Jewish& is a blog by Be’chol Lashon, which gives voice to the racial, ethnic and cultural diversity of Jewish identity and experience. The original multicultural people, Jews have lived around the world for millennia. Today, with globalism and inclusion so key in making choices about engaging in Jewish life,Jewish& provides a forum for personal reflection, discussion, and debate.
Of all the words that I heard prayed as a child during the High-Holidays, there was one prayer that stood out and puzzled me:
…may it be God’s will …that peace spread across the world, with the entire Jewish people…
I wondered who were the “entire Jewish people” (Klal Yisroel) in the “world” (Olam) that we were praying about. I wondered if my family was included, I wondered if my friends of mixed-race identities were included, I wondered if my friends who don’t believe in God were included, or those who identified as LGBTQ or secular were included.
Today, as an adult, I still wonder.
Moreover, the limited awareness of the world I had as a child has broadened. Wars, attacks, and brutality, how can I not doubt the possibility of a world-peace. When bombs could be falling at any moment, and when natives to lands are being exiled, and peoples are being physically and spiritually massacred, can we come together? Is there a place where we can truly respect each other?
What if, at the end of all of this, God came to the Muslims and said “You were right. The whole thing! The Koran, the holy wars, Al Aqsa…its all true!” would the Hindus, Sikhs, Christians and Jews bend? Would the whole world start to go to do Haj in Mecca? would the whole world accept upon themselves the Sharia Law? What if, at the end of all of this, God came to the Christians and said “You were right. The whole thing, the Gospel, Jesus, Grace and the Trinity—Yup—True!,” would Jews and Muslims suddenly start praying in a different direction? Would the day of rest become Sunday? I know…slightly provocative, but hear me out, this idea is a little unsettling for me too.
I don’t believe that God would gather some peoples of the world for peace, at the expense of disowning the many. You know why?
Because God doesn’t discriminate; people do.
God doesn’t hold a ruler out to your torso to see how tall you are before riding the roller coaster of life, at least the God I believe in doesn’t.
God doesn’t watch your eyes to see if you are “really praying,” or if your body language gives off the impression that you care, God just doesn’t.
God doesn’t say “you’re cool, but you are not.”
But people do.
After thousands of pages of penitence and supplication, the mind, body and spirit need an opportunity to slow down, and see how God may exist in the world.

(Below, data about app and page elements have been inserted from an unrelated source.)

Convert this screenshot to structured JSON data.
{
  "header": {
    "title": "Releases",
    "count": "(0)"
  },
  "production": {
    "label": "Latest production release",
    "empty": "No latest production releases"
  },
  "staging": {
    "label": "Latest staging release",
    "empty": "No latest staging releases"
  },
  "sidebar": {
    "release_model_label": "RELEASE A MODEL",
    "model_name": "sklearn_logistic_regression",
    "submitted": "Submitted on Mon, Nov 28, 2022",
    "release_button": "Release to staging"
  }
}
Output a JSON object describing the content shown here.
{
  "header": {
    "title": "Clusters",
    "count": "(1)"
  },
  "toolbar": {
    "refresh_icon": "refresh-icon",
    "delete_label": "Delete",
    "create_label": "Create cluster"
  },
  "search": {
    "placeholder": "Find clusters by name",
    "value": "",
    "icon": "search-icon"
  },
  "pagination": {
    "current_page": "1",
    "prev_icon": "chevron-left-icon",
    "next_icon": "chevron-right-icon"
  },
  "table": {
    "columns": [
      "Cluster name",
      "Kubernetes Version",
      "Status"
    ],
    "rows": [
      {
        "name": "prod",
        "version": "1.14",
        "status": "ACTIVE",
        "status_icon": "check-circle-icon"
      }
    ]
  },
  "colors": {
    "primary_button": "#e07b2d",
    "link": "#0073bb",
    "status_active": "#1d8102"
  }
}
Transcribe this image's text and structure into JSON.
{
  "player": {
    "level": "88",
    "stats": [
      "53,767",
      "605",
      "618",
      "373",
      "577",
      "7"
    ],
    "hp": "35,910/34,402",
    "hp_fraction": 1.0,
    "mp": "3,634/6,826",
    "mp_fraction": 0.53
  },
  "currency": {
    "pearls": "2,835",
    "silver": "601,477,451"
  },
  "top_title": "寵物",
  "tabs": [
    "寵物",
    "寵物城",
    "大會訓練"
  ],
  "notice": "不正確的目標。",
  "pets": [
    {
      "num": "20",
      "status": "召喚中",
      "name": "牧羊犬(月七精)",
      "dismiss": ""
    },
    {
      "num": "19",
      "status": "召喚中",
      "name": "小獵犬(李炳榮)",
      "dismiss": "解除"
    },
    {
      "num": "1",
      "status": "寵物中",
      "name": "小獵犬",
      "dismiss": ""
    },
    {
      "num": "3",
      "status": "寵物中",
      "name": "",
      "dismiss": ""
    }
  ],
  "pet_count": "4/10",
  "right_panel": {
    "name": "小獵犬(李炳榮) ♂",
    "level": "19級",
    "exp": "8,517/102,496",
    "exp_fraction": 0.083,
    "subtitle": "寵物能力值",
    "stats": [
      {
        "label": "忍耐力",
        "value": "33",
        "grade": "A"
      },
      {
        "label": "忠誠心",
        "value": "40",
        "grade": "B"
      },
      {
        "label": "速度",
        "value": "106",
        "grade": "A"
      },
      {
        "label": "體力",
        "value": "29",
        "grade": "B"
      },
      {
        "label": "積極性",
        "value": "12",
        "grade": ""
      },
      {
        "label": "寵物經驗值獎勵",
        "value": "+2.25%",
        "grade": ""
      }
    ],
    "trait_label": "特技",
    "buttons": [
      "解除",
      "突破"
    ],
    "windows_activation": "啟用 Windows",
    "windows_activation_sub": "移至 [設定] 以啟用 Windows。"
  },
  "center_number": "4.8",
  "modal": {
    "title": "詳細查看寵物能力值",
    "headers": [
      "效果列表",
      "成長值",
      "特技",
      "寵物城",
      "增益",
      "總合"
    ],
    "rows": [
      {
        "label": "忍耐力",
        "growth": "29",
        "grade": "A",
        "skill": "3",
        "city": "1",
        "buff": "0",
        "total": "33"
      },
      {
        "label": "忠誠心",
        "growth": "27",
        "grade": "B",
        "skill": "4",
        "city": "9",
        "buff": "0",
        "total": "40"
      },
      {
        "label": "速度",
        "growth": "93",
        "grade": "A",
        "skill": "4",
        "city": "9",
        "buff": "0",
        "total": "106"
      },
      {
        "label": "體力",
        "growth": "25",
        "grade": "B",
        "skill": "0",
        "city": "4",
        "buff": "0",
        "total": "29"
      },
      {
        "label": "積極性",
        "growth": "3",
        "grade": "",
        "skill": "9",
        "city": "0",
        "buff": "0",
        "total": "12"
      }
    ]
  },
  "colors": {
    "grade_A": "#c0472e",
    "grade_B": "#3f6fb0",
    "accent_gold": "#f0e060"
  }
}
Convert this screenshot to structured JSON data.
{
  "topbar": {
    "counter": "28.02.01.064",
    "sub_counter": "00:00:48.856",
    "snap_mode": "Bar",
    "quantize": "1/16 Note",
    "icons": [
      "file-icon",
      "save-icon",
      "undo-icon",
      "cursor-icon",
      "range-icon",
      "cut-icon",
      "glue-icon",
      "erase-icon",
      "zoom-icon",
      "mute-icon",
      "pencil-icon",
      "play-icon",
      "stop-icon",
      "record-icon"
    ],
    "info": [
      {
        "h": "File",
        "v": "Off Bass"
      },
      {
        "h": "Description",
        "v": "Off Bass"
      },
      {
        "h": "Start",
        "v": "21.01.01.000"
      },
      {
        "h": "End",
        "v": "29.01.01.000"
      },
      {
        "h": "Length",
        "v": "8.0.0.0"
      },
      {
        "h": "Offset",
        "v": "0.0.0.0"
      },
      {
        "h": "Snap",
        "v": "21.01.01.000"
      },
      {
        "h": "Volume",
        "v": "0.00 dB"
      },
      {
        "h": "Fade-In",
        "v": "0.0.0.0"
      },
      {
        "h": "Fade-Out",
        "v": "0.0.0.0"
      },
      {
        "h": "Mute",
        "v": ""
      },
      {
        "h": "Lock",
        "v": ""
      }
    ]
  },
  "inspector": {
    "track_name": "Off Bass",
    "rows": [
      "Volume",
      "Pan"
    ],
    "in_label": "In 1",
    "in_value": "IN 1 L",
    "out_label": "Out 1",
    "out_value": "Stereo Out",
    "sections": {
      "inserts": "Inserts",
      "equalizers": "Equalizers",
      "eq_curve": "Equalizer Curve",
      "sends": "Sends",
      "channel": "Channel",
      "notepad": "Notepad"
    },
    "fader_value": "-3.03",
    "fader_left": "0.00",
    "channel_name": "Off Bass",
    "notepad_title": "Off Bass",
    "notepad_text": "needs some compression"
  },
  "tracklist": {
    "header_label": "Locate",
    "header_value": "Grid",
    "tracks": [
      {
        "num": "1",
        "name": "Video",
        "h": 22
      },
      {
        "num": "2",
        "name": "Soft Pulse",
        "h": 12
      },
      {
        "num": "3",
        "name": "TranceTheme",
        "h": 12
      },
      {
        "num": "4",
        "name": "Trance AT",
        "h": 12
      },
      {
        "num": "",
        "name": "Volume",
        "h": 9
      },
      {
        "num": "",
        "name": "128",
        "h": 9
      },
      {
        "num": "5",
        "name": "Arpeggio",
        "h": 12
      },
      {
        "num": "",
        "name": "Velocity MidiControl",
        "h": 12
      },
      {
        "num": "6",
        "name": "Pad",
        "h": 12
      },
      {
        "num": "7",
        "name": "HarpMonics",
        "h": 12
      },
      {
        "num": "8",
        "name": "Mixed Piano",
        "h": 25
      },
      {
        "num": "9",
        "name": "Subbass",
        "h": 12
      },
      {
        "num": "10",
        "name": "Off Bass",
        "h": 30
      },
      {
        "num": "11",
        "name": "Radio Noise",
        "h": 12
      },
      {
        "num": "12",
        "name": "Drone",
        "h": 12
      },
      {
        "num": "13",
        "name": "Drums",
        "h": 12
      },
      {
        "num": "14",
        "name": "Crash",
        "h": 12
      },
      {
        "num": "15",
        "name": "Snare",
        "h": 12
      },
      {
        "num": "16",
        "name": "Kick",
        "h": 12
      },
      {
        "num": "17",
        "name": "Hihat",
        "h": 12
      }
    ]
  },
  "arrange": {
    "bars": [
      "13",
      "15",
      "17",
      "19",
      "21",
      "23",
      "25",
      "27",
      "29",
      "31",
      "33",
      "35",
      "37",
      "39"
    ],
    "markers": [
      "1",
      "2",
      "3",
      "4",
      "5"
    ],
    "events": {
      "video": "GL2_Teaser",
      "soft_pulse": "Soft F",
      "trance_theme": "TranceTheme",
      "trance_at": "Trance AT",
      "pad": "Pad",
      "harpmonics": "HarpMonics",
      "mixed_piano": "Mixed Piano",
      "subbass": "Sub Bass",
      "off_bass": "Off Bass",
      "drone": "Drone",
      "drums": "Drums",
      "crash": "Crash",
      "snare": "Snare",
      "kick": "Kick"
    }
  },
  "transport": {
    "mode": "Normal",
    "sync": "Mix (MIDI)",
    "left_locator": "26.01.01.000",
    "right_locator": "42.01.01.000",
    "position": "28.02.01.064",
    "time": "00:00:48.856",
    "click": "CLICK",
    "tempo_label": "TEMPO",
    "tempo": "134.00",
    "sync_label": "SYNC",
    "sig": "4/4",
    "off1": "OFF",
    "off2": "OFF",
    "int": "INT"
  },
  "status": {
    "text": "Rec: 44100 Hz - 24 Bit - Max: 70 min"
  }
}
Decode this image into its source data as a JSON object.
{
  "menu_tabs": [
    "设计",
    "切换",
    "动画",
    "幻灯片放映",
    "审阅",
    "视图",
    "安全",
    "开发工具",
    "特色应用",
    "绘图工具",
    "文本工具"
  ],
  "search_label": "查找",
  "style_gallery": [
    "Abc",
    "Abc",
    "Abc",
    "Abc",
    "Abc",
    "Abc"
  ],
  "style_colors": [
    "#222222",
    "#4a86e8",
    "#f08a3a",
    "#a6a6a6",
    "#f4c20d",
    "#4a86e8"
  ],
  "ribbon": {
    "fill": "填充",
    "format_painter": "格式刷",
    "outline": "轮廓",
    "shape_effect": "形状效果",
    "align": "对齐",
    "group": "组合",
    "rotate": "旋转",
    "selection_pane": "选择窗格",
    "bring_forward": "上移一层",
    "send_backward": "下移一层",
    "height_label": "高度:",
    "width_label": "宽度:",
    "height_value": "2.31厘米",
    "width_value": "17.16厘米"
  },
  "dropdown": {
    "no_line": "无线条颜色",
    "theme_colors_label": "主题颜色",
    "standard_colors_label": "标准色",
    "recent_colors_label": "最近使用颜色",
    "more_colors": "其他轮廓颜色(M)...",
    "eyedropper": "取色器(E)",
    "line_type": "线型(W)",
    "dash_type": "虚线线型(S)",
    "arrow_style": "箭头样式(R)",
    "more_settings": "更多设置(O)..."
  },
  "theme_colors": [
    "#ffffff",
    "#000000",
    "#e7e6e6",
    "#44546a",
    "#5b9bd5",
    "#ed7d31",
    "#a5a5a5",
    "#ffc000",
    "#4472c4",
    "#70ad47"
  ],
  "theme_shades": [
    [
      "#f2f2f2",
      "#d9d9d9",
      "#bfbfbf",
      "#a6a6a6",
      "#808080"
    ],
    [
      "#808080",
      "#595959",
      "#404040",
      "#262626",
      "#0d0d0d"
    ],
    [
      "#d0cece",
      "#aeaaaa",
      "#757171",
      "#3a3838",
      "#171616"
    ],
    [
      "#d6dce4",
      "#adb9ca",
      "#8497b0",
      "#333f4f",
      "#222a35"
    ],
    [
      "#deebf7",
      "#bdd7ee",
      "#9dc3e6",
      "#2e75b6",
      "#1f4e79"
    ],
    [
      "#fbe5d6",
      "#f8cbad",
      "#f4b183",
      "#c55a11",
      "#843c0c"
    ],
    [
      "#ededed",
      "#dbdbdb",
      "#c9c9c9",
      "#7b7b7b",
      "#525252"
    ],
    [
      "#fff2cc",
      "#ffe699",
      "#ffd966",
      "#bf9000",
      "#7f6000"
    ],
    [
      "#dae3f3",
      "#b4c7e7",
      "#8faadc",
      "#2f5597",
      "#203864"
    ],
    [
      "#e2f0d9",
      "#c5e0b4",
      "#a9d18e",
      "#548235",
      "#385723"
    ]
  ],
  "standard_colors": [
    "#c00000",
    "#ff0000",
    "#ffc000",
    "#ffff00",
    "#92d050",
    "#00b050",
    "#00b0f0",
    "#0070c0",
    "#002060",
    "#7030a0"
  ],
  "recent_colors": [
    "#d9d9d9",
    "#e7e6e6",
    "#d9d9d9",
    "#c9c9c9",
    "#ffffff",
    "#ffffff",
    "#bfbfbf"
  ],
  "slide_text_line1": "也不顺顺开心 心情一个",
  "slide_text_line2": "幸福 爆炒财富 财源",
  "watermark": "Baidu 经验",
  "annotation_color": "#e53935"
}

The High Holidays come to an end and the holiday of Sukkot arrives.
Sukkot is also called, “The time of our rejoicing” is upon us (Zman Simchataynu), the holiday of gathering (Chag Ha’asif). Our tradition tells us to build a temporary dwelling, a sukkah. The God I believe in would build a sukkah for the entire world to dwell in, no matter what color, creed or political leaning.
The God I believe in would spread the Sukkah of Peace across the world unto everyone “like water covers the sea (Isaiah 11:9),” the God I believe in would say that love belongs to everyone and that although there were many generations of Pharaohs’ decrees, this is a generation of Abraham’s brave big tent, relentlessly opening doors for others despite how different they may be from me.
The sukkah comes to remind us of a unity beyond our wildest dreams, a unity that resonated with all peoples of all kinds, the palm branches, the citrons, everyone! Maybe that is why the holiday is called the Feast of Tabernacles, because just as the Tabernacle was a place for all peoples of all streams to stand in awe of the one Source of all, on Sukkot we dwell in the sukkah as if the high-priest dwelling in the Temple of Jerusalem (Talmud: Mesechet Sukkot 9a) fully in the presence of a loving God.